_What is expected_
Return every line from the listing where the word "icon" occurs.
※ ※ ※
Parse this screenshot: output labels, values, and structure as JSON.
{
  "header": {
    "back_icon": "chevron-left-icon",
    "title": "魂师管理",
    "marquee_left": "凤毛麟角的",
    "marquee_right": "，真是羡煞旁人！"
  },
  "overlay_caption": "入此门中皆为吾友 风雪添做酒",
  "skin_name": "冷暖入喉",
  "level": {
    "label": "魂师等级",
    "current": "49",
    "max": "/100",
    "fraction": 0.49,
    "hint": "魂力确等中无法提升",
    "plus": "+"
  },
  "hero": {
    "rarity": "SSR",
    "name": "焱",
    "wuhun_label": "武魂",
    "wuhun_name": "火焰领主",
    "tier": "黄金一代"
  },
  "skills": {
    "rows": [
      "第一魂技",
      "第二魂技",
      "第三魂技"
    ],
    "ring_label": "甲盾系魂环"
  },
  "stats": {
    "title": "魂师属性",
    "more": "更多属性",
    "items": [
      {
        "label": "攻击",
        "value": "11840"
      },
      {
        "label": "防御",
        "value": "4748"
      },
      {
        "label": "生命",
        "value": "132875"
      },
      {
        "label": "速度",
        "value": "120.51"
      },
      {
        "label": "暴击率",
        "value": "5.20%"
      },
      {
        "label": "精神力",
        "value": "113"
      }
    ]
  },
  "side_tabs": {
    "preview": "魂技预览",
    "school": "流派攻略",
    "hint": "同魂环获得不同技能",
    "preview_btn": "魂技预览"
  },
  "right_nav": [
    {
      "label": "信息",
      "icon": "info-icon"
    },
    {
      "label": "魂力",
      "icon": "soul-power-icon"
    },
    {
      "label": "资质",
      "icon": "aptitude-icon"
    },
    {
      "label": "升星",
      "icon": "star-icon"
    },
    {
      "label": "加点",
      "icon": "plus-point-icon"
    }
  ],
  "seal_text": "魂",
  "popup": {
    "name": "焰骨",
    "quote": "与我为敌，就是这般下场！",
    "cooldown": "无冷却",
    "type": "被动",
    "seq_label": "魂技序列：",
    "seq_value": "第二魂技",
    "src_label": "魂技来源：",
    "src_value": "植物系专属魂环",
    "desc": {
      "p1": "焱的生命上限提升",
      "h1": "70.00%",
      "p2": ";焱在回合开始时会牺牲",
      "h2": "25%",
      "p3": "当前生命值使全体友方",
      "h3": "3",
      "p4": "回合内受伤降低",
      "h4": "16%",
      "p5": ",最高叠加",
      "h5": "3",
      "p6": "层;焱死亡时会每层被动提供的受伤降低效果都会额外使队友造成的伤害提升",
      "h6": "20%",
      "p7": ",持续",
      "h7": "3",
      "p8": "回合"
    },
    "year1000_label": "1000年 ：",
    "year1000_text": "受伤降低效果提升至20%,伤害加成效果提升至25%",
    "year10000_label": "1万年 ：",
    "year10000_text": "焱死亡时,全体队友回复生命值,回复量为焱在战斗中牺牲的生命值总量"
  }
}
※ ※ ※
_Worked solution_
    "back_icon": "chevron-left-icon",
      "icon": "info-icon"
      "icon": "soul-power-icon"
      "icon": "aptitude-icon"
      "icon": "star-icon"
      "icon": "plus-point-icon"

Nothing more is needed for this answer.